To do: Establish how many lines below contain the string "Fuel". Respond with that number alone.

Records from a data collection:
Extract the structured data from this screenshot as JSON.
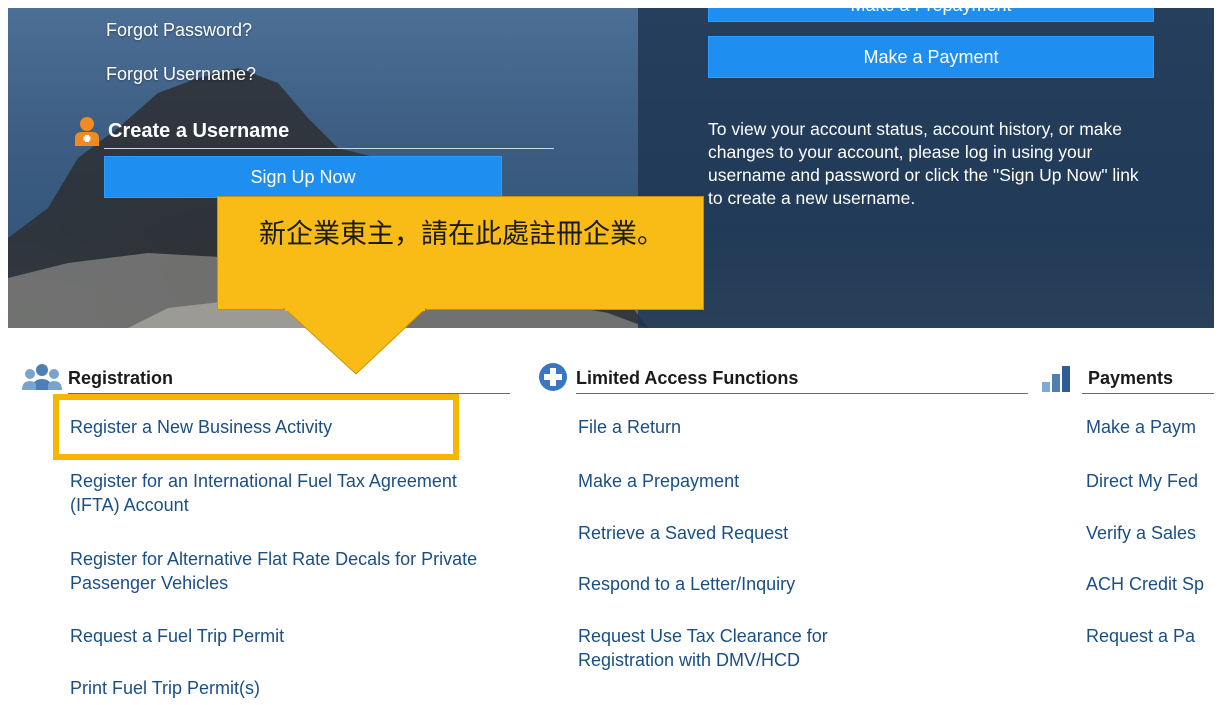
{
  "login": {
    "forgot_password": "Forgot Password?",
    "forgot_username": "Forgot Username?",
    "create_username_title": "Create a Username",
    "sign_up_label": "Sign Up Now"
  },
  "account": {
    "prepayment_label": "Make a Prepayment",
    "payment_label": "Make a Payment",
    "info_text": "To view your account status, account history, or make changes to your account, please log in using your username and password or click the \"Sign Up Now\" link to create a new username."
  },
  "callout": {
    "text": "新企業東主，請在此處註冊企業。",
    "color": "#f9bc17"
  },
  "registration": {
    "title": "Registration",
    "icon": "group-icon",
    "links": [
      "Register a New Business Activity",
      "Register for an International Fuel Tax Agreement (IFTA) Account",
      "Register for Alternative Flat Rate Decals for Private Passenger Vehicles",
      "Request a Fuel Trip Permit",
      "Print Fuel Trip Permit(s)"
    ]
  },
  "limited": {
    "title": "Limited Access Functions",
    "icon": "plus-circle-icon",
    "links": [
      "File a Return",
      "Make a Prepayment",
      "Retrieve a Saved Request",
      "Respond to a Letter/Inquiry",
      "Request Use Tax Clearance for Registration with DMV/HCD"
    ]
  },
  "payments": {
    "title": "Payments",
    "icon": "bar-chart-icon",
    "links": [
      "Make a Paym",
      "Direct My Fed",
      "Verify a Sales",
      "ACH Credit Sp",
      "Request a Pa"
    ]
  },
  "colors": {
    "button_blue": "#1f8ef1",
    "link_blue": "#1a4f86",
    "highlight": "#f7b500"
  }
}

Answer below: 3